● **Instructions for the task**:
Write out the data once more, exactly as it reads.

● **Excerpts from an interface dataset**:
◇ ◇ ◇ ◇ ◇ ◇ ◇
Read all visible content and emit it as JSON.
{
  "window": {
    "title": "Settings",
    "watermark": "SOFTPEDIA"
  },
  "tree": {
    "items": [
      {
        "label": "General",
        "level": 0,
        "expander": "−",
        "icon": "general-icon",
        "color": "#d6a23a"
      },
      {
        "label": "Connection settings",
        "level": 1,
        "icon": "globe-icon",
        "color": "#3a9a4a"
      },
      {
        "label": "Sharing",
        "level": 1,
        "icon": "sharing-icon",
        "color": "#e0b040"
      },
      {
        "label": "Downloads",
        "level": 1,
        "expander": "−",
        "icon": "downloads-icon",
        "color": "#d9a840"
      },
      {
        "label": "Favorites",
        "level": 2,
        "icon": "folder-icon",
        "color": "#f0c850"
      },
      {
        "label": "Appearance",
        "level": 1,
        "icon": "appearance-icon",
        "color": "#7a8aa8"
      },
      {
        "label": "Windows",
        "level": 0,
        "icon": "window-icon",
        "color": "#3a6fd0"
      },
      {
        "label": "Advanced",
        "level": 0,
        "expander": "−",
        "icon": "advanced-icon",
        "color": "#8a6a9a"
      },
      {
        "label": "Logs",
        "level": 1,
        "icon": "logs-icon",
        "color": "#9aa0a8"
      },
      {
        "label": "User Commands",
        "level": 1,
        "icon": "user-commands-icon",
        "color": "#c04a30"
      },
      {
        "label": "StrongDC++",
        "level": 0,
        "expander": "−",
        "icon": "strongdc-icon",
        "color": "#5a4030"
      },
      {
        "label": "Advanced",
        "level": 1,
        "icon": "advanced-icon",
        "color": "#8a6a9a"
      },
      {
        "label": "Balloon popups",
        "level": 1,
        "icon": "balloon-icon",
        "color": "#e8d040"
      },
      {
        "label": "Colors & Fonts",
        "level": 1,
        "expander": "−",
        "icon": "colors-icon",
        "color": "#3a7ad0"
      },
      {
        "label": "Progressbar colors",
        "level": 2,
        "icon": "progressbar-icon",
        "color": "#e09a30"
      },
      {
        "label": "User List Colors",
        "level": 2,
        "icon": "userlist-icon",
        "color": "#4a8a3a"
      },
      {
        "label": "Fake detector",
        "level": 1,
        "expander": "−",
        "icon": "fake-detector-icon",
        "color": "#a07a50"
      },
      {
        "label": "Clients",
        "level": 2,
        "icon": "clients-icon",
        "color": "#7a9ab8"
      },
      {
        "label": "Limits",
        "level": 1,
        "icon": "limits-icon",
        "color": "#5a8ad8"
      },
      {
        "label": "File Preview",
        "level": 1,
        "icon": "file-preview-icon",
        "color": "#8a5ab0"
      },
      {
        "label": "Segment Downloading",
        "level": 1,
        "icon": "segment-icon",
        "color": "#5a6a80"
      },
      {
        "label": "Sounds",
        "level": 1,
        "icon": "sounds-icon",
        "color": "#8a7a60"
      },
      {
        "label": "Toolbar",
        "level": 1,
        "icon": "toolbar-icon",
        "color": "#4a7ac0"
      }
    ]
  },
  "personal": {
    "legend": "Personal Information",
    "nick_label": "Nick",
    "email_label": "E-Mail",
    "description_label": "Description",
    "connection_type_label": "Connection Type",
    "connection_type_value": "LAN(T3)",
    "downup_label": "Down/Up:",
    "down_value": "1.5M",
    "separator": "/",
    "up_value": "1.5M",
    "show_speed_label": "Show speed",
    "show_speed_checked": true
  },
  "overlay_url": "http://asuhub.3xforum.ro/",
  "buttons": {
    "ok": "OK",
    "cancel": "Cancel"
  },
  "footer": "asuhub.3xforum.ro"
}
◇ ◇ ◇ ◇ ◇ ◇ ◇
● **Response to this task**:
Read all visible content and emit it as JSON.
{
  "window": {
    "title": "Settings",
    "watermark": "SOFTPEDIA"
  },
  "tree": {
    "items": [
      {
        "label": "General",
        "level": 0,
        "expander": "−",
        "icon": "general-icon",
        "color": "#d6a23a"
      },
      {
        "label": "Connection settings",
        "level": 1,
        "icon": "globe-icon",
        "color": "#3a9a4a"
      },
      {
        "label": "Sharing",
        "level": 1,
        "icon": "sharing-icon",
        "color": "#e0b040"
      },
      {
        "label": "Downloads",
        "level": 1,
        "expander": "−",
        "icon": "downloads-icon",
        "color": "#d9a840"
      },
      {
        "label": "Favorites",
        "level": 2,
        "icon": "folder-icon",
        "color": "#f0c850"
      },
      {
        "label": "Appearance",
        "level": 1,
        "icon": "appearance-icon",
        "color": "#7a8aa8"
      },
      {
        "label": "Windows",
        "level": 0,
        "icon": "window-icon",
        "color": "#3a6fd0"
      },
      {
        "label": "Advanced",
        "level": 0,
        "expander": "−",
        "icon": "advanced-icon",
        "color": "#8a6a9a"
      },
      {
        "label": "Logs",
        "level": 1,
        "icon": "logs-icon",
        "color": "#9aa0a8"
      },
      {
        "label": "User Commands",
        "level": 1,
        "icon": "user-commands-icon",
        "color": "#c04a30"
      },
      {
        "label": "StrongDC++",
        "level": 0,
        "expander": "−",
        "icon": "strongdc-icon",
        "color": "#5a4030"
      },
      {
        "label": "Advanced",
        "level": 1,
        "icon": "advanced-icon",
        "color": "#8a6a9a"
      },
      {
        "label": "Balloon popups",
        "level": 1,
        "icon": "balloon-icon",
        "color": "#e8d040"
      },
      {
        "label": "Colors & Fonts",
        "level": 1,
        "expander": "−",
        "icon": "colors-icon",
        "color": "#3a7ad0"
      },
      {
        "label": "Progressbar colors",
        "level": 2,
        "icon": "progressbar-icon",
        "color": "#e09a30"
      },
      {
        "label": "User List Colors",
        "level": 2,
        "icon": "userlist-icon",
        "color": "#4a8a3a"
      },
      {
        "label": "Fake detector",
        "level": 1,
        "expander": "−",
        "icon": "fake-detector-icon",
        "color": "#a07a50"
      },
      {
        "label": "Clients",
        "level": 2,
        "icon": "clients-icon",
        "color": "#7a9ab8"
      },
      {
        "label": "Limits",
        "level": 1,
        "icon": "limits-icon",
        "color": "#5a8ad8"
      },
      {
        "label": "File Preview",
        "level": 1,
        "icon": "file-preview-icon",
        "color": "#8a5ab0"
      },
      {
        "label": "Segment Downloading",
        "level": 1,
        "icon": "segment-icon",
        "color": "#5a6a80"
      },
      {
        "label": "Sounds",
        "level": 1,
        "icon": "sounds-icon",
        "color": "#8a7a60"
      },
      {
        "label": "Toolbar",
        "level": 1,
        "icon": "toolbar-icon",
        "color": "#4a7ac0"
      }
    ]
  },
  "personal": {
    "legend": "Personal Information",
    "nick_label": "Nick",
    "email_label": "E-Mail",
    "description_label": "Description",
    "connection_type_label": "Connection Type",
    "connection_type_value": "LAN(T3)",
    "downup_label": "Down/Up:",
    "down_value": "1.5M",
    "separator": "/",
    "up_value": "1.5M",
    "show_speed_label": "Show speed",
    "show_speed_checked": true
  },
  "overlay_url": "http://asuhub.3xforum.ro/",
  "buttons": {
    "ok": "OK",
    "cancel": "Cancel"
  },
  "footer": "asuhub.3xforum.ro"
}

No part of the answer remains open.